EGU General Assembly 2022
© Author(s) 2022. This work is distributed under
the Creative Commons Attribution 4.0 License.

Common Era sea-level budgets of North America

Jennifer Walker1,2, Robert Kopp1,2, Timothy Shaw3, Geoff Richards3, and Benjamin Horton3,4
Jennifer Walker et al.
  • 1Department of Earth and Planetary Sciences, Rutgers University, New Brunswick, USA
  • 2Rutgers Institute of Earth, Ocean and Atmospheric Sciences, Rutgers University, New Brunswick, USA
  • 3Earth Observatory of Singapore, Nanyang Technological University, Singapore
  • 4Asian School of the Environment, Nanyang Technological University, Singapore

A sea-level budget improves understanding of driving processes and their relative contributions. However, most sea-level budget assessments are limited to the 20th and 21st centuries and are global in scale. Here, we estimate the sea-level budget on centennial to millennial timescales of the Common Era (last 2000 years). We expand upon previous analysis of sites along the U.S. mid-Atlantic coast (Walker et al., 2021) and produce site-specific sea-level budgets for all of the eastern and western North American coastlines and Gulf coast. This broader scope further improves understanding of the temporal evolution and variability of driving processes of sea-level changes in the past and present, and which will shape such changes in the future.

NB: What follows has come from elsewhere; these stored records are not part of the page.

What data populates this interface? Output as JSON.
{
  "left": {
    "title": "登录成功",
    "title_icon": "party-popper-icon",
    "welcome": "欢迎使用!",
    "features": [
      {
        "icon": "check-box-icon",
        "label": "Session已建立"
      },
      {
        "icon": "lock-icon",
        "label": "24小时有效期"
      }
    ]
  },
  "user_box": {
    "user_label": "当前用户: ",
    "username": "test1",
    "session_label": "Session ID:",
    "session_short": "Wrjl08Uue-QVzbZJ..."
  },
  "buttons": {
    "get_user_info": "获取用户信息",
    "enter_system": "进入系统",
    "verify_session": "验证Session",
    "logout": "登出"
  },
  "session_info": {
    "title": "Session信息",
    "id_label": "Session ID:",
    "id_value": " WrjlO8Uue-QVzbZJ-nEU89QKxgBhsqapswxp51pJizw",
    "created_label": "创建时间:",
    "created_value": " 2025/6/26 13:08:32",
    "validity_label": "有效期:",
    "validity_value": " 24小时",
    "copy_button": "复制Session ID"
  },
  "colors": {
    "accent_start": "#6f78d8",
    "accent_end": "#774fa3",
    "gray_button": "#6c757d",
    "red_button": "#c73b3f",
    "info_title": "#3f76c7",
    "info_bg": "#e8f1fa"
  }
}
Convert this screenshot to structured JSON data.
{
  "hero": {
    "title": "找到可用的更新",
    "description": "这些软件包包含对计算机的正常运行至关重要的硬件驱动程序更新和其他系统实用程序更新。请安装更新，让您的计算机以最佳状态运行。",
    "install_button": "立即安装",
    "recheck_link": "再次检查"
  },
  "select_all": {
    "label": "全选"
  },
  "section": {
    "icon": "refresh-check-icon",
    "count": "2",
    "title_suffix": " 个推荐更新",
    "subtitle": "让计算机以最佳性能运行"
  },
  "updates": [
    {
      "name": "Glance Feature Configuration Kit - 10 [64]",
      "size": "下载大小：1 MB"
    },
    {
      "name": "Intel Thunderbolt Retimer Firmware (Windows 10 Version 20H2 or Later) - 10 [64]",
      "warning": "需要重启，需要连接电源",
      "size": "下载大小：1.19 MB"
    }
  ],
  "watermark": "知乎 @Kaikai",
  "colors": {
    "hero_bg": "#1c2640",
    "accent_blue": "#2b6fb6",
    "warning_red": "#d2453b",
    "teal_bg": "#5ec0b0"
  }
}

To produce the sea-level budgets, we use an updated global database of instrumental and proxy sea-level records coupled with a spatiotemporal model. Using the unique spatial scales of driving processes, we separate relative sea-level records into global, regional, and local-scale components. Preliminary results along the eastern North American coastline reveal that each budget is dominated by regional-scale, temporally-linear processes driven by glacial isostatic adjustment until at least the mid-19th century. This signal exhibits a spatial gradient, ranging from 1.0 ± 0.02 mm/yr (1σ) in Newfoundland to a maximum of 1.6 ± 0.02 mm/yr in southern New Jersey to 0.5 ± 0.02 mm/yr in Florida. Non-linear regional and local-scale processes, such as ocean/atmosphere dynamics and groundwater withdrawal, are smaller in magnitude and vary temporally and spatially. The most significant change to the budgets is the increasing influence of the global signal due to ice melt and thermal expansion since ~1800 CE, which reaches a 20th century rate of 1.3 ± 0.1 mm/yr, accounting for 43-65% of each budget.

How to cite: Walker, J., Kopp, R., Shaw, T., Richards, G., and Horton, B.: Common Era sea-level budgets of North America, EGU General Assembly 2022, Vienna, Austria, 23–27 May 2022, EGU22-6530,, 2022.